Provided records below:

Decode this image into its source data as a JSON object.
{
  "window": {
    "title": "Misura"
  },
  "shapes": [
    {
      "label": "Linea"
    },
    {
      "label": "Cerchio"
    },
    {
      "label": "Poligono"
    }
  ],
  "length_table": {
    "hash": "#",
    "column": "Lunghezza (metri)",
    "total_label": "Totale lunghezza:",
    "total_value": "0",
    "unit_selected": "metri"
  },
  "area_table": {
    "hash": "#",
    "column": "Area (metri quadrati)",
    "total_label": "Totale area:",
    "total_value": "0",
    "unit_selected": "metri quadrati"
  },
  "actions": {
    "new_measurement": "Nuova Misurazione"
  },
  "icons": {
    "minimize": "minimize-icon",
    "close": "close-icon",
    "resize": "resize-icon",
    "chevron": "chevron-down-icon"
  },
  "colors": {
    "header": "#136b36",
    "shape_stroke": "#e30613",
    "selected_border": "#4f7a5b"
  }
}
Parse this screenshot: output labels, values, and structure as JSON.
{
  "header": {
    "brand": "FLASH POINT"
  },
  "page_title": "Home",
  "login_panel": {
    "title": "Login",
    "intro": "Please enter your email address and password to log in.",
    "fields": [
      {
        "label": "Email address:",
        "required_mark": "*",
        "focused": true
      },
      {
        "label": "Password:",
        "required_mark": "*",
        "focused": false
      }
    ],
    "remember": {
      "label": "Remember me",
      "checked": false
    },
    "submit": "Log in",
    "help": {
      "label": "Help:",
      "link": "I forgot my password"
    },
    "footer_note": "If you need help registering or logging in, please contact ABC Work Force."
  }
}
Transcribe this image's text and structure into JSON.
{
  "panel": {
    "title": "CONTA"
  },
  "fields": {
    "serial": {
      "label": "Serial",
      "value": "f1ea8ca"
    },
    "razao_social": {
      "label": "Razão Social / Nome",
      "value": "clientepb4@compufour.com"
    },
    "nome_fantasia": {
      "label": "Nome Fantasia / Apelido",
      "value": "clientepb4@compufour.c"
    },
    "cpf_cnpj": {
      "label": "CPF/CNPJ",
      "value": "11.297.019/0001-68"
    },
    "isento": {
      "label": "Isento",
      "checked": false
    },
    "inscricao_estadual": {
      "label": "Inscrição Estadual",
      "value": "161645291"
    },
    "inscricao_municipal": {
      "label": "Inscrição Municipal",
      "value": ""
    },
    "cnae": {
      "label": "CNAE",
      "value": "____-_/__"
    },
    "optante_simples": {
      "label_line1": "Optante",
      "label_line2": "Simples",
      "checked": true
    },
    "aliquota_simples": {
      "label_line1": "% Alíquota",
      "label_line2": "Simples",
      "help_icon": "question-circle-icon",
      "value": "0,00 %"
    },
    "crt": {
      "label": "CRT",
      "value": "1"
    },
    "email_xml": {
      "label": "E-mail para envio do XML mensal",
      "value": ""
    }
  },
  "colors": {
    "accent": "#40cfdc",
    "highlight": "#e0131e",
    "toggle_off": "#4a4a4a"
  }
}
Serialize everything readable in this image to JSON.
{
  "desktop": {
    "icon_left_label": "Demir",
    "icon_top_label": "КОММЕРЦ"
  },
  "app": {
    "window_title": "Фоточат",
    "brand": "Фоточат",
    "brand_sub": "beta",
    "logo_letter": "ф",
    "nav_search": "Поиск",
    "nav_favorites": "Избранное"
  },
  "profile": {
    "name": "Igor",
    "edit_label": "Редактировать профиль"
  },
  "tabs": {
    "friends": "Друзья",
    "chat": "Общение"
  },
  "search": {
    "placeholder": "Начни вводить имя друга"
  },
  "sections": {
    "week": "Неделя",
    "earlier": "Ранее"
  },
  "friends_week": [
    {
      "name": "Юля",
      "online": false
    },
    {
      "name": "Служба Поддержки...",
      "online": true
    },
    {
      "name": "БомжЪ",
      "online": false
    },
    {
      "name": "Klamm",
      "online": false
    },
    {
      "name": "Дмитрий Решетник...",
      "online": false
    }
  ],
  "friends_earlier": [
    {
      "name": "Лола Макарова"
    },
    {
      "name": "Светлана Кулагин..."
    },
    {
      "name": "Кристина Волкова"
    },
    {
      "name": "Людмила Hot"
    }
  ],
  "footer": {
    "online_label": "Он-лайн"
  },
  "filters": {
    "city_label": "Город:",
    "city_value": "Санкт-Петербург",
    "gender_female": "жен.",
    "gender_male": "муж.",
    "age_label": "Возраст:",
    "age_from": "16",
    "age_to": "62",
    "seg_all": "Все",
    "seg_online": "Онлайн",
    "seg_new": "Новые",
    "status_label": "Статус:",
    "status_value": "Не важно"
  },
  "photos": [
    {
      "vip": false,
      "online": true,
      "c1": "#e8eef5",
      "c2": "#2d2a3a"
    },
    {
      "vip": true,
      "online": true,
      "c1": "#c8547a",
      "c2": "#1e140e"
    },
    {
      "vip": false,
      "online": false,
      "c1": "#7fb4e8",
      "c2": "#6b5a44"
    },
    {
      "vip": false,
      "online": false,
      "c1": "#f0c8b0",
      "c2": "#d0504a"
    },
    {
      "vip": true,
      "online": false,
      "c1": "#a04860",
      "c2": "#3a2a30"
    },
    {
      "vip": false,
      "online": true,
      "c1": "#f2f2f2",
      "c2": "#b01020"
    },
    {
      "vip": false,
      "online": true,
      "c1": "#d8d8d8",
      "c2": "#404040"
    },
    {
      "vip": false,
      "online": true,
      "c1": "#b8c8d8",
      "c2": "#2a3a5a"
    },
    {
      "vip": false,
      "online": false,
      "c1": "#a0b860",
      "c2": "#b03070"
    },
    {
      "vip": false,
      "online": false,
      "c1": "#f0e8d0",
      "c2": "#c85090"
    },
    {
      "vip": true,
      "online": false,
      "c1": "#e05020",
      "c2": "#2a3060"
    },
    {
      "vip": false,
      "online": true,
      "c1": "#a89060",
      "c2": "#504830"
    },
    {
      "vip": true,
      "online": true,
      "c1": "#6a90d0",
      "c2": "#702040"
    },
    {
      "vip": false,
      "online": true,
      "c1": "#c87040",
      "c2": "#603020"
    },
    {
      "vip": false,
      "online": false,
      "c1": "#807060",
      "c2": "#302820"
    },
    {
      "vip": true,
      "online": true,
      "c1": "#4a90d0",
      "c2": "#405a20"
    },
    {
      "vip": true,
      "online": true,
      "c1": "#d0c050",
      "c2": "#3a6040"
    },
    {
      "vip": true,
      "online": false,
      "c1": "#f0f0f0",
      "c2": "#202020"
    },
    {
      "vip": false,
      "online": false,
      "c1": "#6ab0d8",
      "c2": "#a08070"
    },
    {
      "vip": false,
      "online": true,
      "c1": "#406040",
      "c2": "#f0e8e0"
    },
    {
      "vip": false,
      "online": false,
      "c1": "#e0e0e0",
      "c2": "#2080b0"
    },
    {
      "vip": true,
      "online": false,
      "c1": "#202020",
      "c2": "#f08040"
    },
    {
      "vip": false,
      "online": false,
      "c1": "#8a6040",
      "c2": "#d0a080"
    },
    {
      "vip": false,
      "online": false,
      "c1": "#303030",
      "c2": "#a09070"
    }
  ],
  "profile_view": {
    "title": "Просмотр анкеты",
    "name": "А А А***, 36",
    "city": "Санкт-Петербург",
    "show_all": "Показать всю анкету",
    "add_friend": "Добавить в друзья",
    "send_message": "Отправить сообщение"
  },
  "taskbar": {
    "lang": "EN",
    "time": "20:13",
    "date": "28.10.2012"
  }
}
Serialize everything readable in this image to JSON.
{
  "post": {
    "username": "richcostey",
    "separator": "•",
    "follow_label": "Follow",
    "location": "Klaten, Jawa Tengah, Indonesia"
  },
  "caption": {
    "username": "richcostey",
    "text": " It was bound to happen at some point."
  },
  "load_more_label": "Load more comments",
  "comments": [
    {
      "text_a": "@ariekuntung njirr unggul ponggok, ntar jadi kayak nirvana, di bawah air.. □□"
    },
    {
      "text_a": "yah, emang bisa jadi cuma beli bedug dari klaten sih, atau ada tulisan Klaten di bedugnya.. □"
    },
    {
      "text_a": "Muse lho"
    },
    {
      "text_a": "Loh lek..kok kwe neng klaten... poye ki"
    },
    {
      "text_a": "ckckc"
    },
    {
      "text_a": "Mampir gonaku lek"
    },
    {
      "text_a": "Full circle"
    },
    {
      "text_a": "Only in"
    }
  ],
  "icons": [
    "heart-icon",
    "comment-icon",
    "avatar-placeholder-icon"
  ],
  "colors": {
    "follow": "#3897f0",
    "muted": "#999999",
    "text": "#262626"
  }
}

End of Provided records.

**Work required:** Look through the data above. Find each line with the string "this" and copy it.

**Task answer:**
Decode this image into its source data as a JSON object.
Parse this screenshot: output labels, values, and structure as JSON.
Transcribe this image's text and structure into JSON.
Serialize everything readable in this image to JSON.
Serialize everything readable in this image to JSON.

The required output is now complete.